More utilization near-term, better planning and investments long-term
The report said the coming increase in costs will show up in a number of ways: some of the deferred treatments in 2020 will lead to more serious illness—such as cancer cases being diagnosed at stage 3, when an earlier screening might have caught the cancer at stage 1. In addition, COVID-19 costs to test, treat, and vaccinate will continue. Finally, costs for mental health and substance use treatment are expected to remain high, and population health will be worse overall.
At the same time, health providers will be working to be better prepared for the next pandemic. Supply chain issues will be top-of-mind for many in the health care industry, and new forecasting tools, increased wages, PPE spending, and infrastructure changes will likely bring increased costs as well.
Providers and health systems are also likely to lean into new technology as a way to create efficiencies, the report said, with remote work, automation, and cloud technology all getting more attention from health companies. HRI predicts this will have a dampening effect on cost increases overall.
Consumers will push for change
The report noted that just as remote work has sparked employee demand for change, remote care and other lessons from the pandemic will have a big impact on consumer expectations. “The pandemic prompted many consumers to embrace virtual care, retail clinics, and other alternative sites of care, in some cases in place of a visit to the emergency department,” the report said. “HRI expects this adoption of lower-cost sites will drive lower spending in 2022.”
Health systems are also likely to try to enhance their relationship with patients and consumers by investing more in digital tools and analytic capabilities, the report said.

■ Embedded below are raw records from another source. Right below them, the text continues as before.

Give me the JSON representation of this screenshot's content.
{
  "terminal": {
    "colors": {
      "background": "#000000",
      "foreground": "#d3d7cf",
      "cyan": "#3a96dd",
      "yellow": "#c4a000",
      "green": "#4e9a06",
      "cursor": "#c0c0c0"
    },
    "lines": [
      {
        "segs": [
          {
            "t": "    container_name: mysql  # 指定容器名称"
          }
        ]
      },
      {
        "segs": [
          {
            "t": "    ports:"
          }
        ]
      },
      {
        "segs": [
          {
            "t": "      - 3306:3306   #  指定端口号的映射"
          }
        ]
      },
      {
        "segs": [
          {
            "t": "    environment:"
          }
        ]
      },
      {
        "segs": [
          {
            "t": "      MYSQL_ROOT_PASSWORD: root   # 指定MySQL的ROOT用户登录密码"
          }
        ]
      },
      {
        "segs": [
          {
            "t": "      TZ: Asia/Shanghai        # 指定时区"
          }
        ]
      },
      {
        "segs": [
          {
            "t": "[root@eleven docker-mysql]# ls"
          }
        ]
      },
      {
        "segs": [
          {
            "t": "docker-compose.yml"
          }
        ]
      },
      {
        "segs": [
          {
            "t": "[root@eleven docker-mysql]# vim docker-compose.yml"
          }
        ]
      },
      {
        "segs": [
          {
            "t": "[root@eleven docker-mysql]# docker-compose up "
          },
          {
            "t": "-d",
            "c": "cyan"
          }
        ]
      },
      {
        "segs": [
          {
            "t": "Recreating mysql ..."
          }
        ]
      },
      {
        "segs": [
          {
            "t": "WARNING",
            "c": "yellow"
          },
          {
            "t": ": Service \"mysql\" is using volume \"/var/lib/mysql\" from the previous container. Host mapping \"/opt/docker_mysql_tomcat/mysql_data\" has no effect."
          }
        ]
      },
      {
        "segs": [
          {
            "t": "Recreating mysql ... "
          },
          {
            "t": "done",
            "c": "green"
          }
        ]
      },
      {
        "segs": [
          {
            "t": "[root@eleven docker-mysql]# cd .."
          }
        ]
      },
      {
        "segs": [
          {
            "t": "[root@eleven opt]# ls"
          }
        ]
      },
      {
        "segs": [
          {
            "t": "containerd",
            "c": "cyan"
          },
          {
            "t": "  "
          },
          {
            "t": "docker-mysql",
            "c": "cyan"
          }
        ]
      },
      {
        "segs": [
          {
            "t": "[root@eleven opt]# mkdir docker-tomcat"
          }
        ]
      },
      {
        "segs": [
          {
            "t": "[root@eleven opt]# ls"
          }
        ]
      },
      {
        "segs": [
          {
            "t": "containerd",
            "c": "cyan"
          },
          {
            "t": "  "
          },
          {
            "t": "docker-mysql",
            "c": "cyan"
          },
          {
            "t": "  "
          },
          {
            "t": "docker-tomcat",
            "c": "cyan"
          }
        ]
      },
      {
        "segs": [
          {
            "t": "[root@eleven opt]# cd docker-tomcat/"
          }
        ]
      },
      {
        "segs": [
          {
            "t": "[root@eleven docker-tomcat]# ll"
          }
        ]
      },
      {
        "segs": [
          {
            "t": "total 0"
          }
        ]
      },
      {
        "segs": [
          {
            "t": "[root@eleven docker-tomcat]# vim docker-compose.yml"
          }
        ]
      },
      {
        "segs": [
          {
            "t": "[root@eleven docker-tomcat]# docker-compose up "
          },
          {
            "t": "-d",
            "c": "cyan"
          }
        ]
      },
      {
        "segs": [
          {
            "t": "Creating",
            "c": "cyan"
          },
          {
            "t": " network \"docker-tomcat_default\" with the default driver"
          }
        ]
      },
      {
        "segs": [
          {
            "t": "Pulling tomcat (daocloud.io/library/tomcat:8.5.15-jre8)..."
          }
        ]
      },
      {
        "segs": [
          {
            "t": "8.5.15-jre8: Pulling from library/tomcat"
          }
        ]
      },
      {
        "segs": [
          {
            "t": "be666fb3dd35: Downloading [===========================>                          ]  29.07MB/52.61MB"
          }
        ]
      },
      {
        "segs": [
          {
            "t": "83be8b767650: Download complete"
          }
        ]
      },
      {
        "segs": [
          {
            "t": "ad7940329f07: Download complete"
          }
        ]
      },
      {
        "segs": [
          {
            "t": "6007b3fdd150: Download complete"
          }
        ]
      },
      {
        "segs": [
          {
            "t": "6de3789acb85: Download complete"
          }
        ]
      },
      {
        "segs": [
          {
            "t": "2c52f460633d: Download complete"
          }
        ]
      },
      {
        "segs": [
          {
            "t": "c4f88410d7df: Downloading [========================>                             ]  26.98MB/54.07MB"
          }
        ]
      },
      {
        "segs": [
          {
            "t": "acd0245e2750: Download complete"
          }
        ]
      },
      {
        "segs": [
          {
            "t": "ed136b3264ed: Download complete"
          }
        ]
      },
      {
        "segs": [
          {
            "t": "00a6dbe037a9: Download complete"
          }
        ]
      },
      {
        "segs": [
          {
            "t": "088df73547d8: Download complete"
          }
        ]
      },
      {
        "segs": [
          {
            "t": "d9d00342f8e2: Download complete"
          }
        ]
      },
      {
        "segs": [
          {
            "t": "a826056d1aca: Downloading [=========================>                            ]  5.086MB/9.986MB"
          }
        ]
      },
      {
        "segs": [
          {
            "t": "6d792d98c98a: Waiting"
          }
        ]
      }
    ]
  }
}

Finally, the ongoing diversity, equity, and inclusion movement in the U.S. is having an impact on how people think about health care and health care spending. Providers are more aware than ever of how racial inequities affect health care, and businesses are feeling pressure from employees to do something in this area. The report noted that a Business Group on Health survey found that 78% of large employers prioritized DEI as part of their health and well-being strategies, and 56% percent of large employers said they have worked to identify health inequities in their benefits or care delivery.